Fast forward 12 years and Mark Pearson stands on the brink of another Olympic campaign. With 274 caps to his name, Pearson now has the experience of two World Cups, a host of other top-level international events and time spent playing in the German league. He has also fought back from a career-threatening Achilles injury. He is far removed from the nervous youngster who was waiting to hear whether he was selected for Beijing. However, there is little doubt how much selection for Tokyo 2021 would mean.
“It would be an incredible honor for me and the perfect cap off to my career,’ he says, “and especially satisfying after working so hard to get myself back healthy after my Achilles tendon rupture.”
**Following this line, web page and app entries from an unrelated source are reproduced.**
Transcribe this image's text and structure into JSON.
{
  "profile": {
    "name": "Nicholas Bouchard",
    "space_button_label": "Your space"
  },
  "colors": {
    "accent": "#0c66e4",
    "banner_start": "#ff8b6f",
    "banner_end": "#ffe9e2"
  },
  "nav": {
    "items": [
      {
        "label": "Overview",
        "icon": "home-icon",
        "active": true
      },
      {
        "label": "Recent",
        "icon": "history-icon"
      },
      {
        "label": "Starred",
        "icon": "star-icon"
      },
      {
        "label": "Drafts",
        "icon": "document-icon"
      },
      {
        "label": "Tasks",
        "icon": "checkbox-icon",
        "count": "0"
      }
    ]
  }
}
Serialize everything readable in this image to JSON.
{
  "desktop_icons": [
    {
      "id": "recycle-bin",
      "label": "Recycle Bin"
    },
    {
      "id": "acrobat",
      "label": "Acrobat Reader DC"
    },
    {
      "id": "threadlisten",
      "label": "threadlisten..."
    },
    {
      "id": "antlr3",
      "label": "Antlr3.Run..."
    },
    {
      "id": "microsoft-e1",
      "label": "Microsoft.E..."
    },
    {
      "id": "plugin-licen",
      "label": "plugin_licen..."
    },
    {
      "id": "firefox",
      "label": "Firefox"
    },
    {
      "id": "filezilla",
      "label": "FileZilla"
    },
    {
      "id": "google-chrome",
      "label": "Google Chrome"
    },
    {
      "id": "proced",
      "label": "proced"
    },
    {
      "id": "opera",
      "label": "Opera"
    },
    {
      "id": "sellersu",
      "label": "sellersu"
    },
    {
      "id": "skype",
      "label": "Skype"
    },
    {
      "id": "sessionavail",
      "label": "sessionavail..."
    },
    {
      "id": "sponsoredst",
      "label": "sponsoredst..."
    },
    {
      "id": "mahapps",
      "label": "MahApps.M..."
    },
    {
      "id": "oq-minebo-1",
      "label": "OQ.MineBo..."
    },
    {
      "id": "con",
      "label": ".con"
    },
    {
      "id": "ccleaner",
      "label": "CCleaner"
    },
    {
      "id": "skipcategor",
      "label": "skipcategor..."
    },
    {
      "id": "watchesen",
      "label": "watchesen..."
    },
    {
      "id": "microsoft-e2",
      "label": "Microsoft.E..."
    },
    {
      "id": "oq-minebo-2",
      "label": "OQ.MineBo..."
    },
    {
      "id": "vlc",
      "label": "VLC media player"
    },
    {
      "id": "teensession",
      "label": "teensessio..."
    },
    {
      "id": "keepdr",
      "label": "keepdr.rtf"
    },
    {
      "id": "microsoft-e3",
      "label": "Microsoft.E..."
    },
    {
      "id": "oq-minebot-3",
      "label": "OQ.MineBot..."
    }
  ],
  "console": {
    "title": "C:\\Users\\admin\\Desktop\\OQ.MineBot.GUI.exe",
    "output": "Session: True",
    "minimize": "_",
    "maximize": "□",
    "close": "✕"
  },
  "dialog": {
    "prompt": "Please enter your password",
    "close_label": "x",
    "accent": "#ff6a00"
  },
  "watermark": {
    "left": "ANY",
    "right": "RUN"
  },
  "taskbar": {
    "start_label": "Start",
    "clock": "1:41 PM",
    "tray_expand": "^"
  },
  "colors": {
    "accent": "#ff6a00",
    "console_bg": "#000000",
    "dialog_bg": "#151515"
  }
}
The 33-year-old has matured into a senior statesman and ambassador for the Canadian team and as such he has spoken out on two issues that have hit the headlines recently.
In the first of these, the Canadian Olympic Committee (COC) took an early stance on pulling out of the Games as the Covid-19 pandemic began to strike across the globe. COC attracted some criticism for this move, but Pearson believes it was the right decision.
“I think it was unfair of the IOC to keep asking athletes to risk their own health and the health of those around them to continue trying to prepare for sport during a global pandemic,” he says. “It was also important to consider that while all the hockey teams had already qualified for the games there was still 50 per cent of athletes who had not had a chance to secure qualification at that point. There was no chance that all those events were going to be organized fairly and safely prior to the Olympic Games. It was the right decision and I'm happy the COC took a stance.”
On the second issue, which has seen the potential softening of the IOC’s stance on political protest at an Olympic Games (“Rule 50”), Pearson says he is still undecided where his feelings lie on the matter. On the one hand, he is a firm advocate for freedom of expression, but he also believes that politics should not impinge on sport.
“I've thought long and hard around this issue and was recently on an athlete conference call with a number of Canadian athletes where we discussed the pros / cons and dove into the historical context of Rule 50 itself.
“I am still a little split on the issue and while I am most certainly in favor of preserving freedom of expression for athletes, I think that sport itself, especially the Field of Play, should at least attempt to remain an apolitical sanctuary.
“it should be a place where athletes can safely put down their differences and come together in celebration of sport and friendly competition. Ultimately there are few things left in this world which bring the world together and look to unite people the way the Olympics can.”